Can we Live? The Cost of Respectability Politics
Comedian and actress Mo’Nique recently posted an Instagram saying she was in an airport in ATL when she saw sistas with bonnets, scarves, slippers and blankets wrapped around them. She felt that what she saw was somehow robbing us of our pride.
I’m here to reshape the narrative and tell y’all this couldn’t be further from the truth. Wearing a bonnet, durag, some pillow slides or sweatpants does not in even the slightest rob us of our humanity or pride in who we are as a people. We will not let respectability politics rooted in white supremacy define us.
White supremacy uses respectability politics to control and police how Black bodies move through the world. Many of the ideas that we have as a community about what behavior is appropriate and acceptable in public are rooted in the violence that our ancestors experienced during slavery.
Enslavers used control to maintain the system in which Black people were bought and sold as commodities. Even when Black people were legally set free, white supremacy found more ways to keep us in chains. These methods of control ranged from strategies like redlining to practices like school conduct codes and workplace policies that mostly targeted Black ways of moving and being.
Let’s talk about some of the ways our bodies are policed today and how we can get free. To be clear, when I say “policing,” I am not referring to those agents of our criminal injustice system. That’s a whole different topic for a whole ‘nother day. “Policing” in this context means any enforcement of arbitrary regulations in an attempt to maintain some semblance of control or power.

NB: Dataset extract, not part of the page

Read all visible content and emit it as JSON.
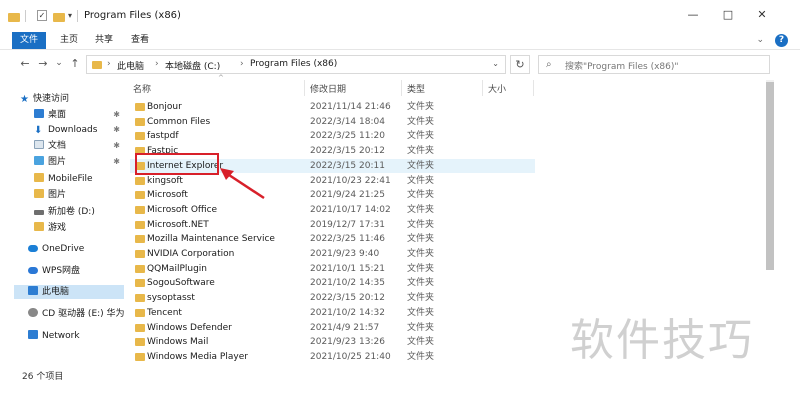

I recognize a kind of policing in how white people react to Black people having the audacity to take up space. I believe the effects of redlining and legally segregated neighborhoods in the 1960’s show up today when we see Black people occupying space in predominantly white neighborhoods.
We’ve seen videos of white people all up in their feelings when Black person is walking on the sidewalk in the neighborhood that they also live in; asking them, “Do you live here?”, verbalizing that they don’t belong here, and even physically harassing them. We have the receipts.
Look up hashtags #whileblack. We are free and yet the mindset of white supremacy has normalized that we are to conduct ourselves in a manner that upholds the status quo; the status quo here in America is to aspire to a standard of whiteness – to white ways of thinking, feelings, moving, and being because apparently white is right.
Unfortunately, this indoctrination has heavily impacted our kinfolk. One of the most prevalent ways this shows up is when our own kinfolk attempt to consciously or subconsciously police our bodies because we are not upholding these standards of whiteness.
They police our bodies in these ways most likely because they fear that white people are always watching and we must bow to their standards, lest we rid ourselves of future opportunities as a collective. They give into the lie that we are not allowed to move freely as our full Black selves.
I remember as a teenage girl wearing my scarf/durag to the bus stop because I did not want to mess up my hair. I rode the school bus that way and once I got to school, away from the humidity I would comb my hair down in the school bathroom. That humidity would have ruined the style I was trying to maintain if I had waited on that bus with my hair unwrapped and combed down.
Your durag and my bonnet is a representation of the deep care we have for ourselves in maintaining our God-given crowns. I’m not sure what purpose commenting on Black people wearing these items in public serves, but it certainly doesn’t boost our self esteem or morale as Black people. It takes so much time and work as Black women and Black Men to maintain our hair in any state; so to those Black women and men, I say rock that bonnet, that scarf, or that durag. Rock it loudly.
Do you. Be Black and wear your bonnet with pride because it is an act of resistance to push back on these notions of who we are as people and the respect we ought to be endowed with. We are a people motivated by pride, not fear of what the status quo has to say about us.
I put together a TikTok that has had over 4.4 million views and over 650K likes on policing black joy and black accomplishments. It has 4 video clips of high school seniors walking across the stage at graduation and breaking out into dance or an expression of celebration. In two of the clips you can see two [white] administrators discourage the seniors from their personal expression of celebration and another other black administrator tell one of the students to go back and walk again, this time without the dancing.
Let’s not do this to each other, y’all. Let’s not allow these standards of whiteness to keep us from being ourselves. LET US LIVE!
I come from a lineage where my maternal grandparents didn’t finish high school. I come from a lineage where my mother is the first to graduate from college; this history is due to the generational economic oppression that we have had to endure as Black people living in America. It was against the law for our enslaved ancestors to know how to read. In the year 2021, we are not policing Black Joy, Black Accomplishment or Black Bodies. We will not hold our applause.